◆ **Task to carry out**
Check every line of the data below for "icon". Copy each one that has it.
-=-=-=-=-
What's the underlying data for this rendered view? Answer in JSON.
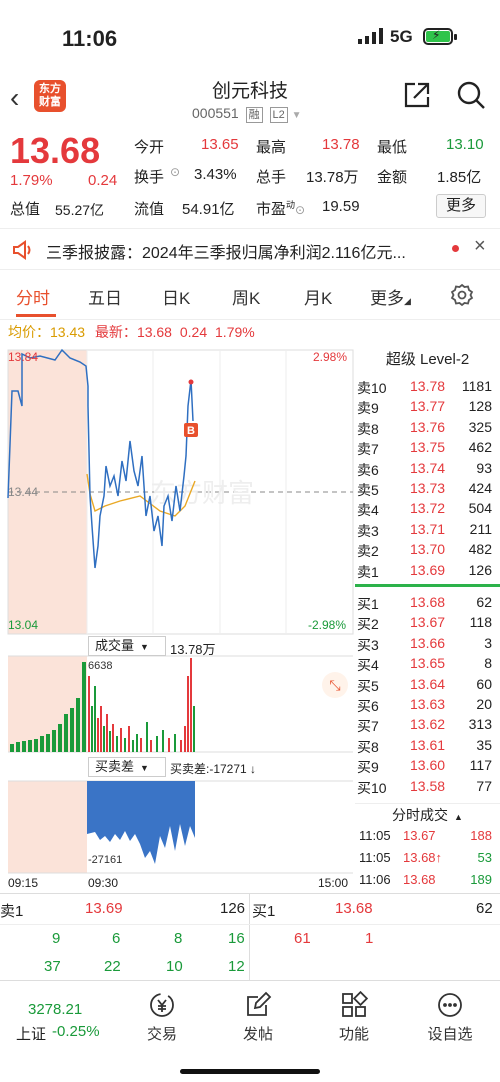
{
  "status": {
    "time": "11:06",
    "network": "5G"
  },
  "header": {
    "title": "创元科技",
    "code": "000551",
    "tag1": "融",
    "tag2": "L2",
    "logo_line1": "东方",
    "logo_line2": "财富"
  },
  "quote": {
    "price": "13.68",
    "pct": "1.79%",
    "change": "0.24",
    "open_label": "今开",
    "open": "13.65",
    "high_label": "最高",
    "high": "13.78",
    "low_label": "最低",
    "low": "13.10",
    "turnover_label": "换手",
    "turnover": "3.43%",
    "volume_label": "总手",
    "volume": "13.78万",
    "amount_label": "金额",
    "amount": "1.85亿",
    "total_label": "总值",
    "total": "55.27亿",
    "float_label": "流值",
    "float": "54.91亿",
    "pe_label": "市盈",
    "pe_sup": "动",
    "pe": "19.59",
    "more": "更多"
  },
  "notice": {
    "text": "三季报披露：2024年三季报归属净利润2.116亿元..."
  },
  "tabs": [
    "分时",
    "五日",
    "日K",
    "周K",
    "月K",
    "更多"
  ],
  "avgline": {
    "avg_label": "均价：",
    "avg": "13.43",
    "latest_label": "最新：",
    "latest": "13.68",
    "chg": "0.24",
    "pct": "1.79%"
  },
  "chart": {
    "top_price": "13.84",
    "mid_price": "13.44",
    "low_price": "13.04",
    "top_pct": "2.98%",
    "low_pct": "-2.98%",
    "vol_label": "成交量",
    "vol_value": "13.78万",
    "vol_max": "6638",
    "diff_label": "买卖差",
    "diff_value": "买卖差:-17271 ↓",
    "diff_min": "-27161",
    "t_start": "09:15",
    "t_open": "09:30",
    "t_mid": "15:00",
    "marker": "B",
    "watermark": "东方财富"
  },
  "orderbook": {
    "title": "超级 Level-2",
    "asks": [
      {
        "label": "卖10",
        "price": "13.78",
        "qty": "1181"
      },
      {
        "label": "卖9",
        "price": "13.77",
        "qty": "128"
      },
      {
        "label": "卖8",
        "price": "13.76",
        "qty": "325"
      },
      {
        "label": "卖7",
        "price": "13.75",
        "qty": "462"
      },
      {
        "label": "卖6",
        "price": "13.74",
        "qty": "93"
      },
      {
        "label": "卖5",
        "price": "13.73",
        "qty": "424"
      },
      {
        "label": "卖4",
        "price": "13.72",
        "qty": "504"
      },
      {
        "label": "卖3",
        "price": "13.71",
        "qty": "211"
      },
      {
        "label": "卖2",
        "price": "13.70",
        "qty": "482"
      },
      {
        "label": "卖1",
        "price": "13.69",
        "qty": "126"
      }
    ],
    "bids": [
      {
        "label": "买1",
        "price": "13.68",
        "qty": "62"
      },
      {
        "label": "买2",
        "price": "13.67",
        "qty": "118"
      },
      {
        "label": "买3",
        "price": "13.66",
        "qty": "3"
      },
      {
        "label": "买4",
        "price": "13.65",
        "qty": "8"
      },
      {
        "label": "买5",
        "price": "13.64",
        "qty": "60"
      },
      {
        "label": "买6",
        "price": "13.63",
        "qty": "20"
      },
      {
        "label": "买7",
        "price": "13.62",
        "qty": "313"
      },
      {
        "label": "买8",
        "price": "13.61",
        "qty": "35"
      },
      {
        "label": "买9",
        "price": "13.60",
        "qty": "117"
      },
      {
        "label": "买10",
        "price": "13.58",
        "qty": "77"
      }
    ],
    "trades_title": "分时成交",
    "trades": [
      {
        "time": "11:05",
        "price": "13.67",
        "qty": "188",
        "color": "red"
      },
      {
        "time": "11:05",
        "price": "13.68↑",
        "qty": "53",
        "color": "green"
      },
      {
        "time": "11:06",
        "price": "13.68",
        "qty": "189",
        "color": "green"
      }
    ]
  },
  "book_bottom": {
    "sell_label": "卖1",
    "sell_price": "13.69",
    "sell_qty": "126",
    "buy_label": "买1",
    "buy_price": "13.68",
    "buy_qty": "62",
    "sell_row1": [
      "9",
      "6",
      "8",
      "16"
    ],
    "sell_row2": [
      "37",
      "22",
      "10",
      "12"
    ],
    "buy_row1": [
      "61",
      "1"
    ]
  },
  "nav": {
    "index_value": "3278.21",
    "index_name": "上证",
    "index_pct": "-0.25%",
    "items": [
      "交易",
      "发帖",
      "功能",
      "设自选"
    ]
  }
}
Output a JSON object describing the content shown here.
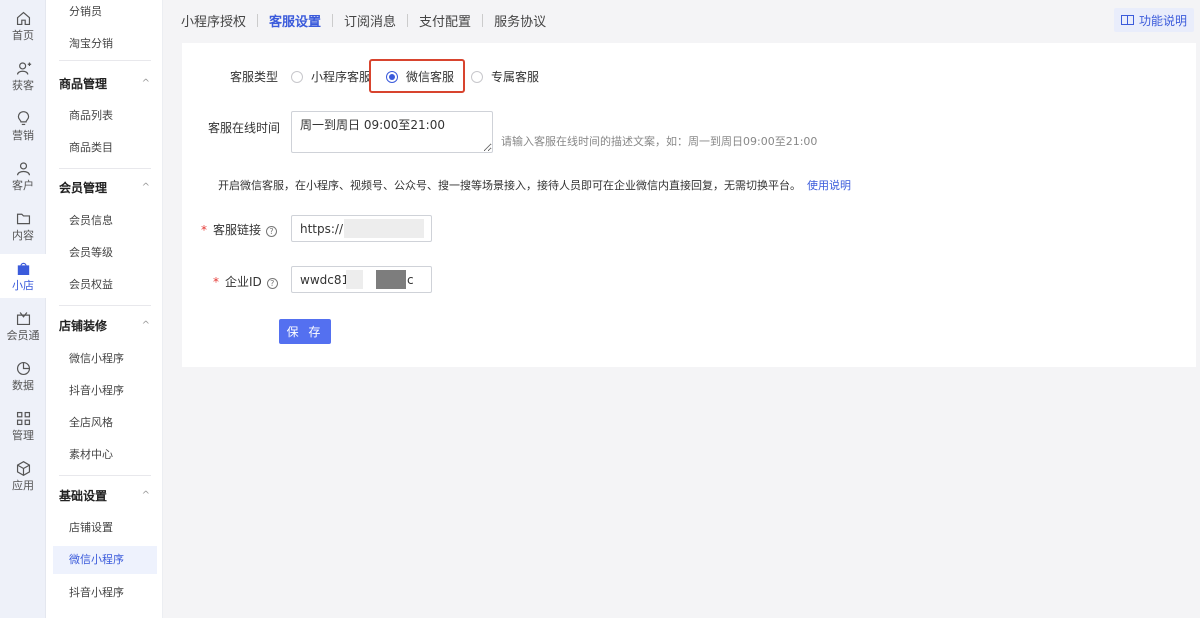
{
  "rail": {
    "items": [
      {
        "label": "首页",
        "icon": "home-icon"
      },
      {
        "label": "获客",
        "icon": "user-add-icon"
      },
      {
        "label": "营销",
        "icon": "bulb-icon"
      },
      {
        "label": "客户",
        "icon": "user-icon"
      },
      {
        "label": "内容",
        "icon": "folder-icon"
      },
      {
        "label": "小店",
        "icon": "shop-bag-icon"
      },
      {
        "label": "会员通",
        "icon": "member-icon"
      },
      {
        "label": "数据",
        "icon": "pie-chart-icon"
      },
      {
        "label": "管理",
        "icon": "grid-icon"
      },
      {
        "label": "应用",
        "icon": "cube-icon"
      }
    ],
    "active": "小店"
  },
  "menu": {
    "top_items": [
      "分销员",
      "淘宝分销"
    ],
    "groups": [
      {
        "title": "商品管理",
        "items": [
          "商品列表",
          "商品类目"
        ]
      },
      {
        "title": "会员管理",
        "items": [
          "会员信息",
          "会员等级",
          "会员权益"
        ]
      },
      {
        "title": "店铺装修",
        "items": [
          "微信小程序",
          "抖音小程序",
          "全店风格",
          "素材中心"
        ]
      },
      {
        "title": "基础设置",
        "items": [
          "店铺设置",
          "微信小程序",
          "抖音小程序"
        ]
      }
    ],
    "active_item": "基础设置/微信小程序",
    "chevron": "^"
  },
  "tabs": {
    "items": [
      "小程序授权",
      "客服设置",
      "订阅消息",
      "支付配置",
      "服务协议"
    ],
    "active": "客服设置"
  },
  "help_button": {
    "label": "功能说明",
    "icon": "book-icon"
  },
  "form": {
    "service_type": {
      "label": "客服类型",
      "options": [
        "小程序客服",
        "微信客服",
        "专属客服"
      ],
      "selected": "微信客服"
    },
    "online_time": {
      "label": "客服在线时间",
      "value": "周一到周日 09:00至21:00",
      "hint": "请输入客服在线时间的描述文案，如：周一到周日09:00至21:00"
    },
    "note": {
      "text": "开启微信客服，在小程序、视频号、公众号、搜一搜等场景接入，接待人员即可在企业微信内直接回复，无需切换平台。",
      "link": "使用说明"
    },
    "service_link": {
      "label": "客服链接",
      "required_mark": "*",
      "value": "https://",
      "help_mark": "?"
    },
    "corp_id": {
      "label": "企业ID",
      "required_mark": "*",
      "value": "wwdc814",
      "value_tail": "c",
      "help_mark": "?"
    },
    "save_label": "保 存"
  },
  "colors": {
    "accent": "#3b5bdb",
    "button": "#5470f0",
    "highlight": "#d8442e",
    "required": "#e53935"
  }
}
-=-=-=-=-
◆ **Answer for this exercise**
        "icon": "home-icon"
        "icon": "user-add-icon"
        "icon": "bulb-icon"
        "icon": "user-icon"
        "icon": "folder-icon"
        "icon": "shop-bag-icon"
        "icon": "member-icon"
        "icon": "pie-chart-icon"
        "icon": "grid-icon"
        "icon": "cube-icon"
    "icon": "book-icon"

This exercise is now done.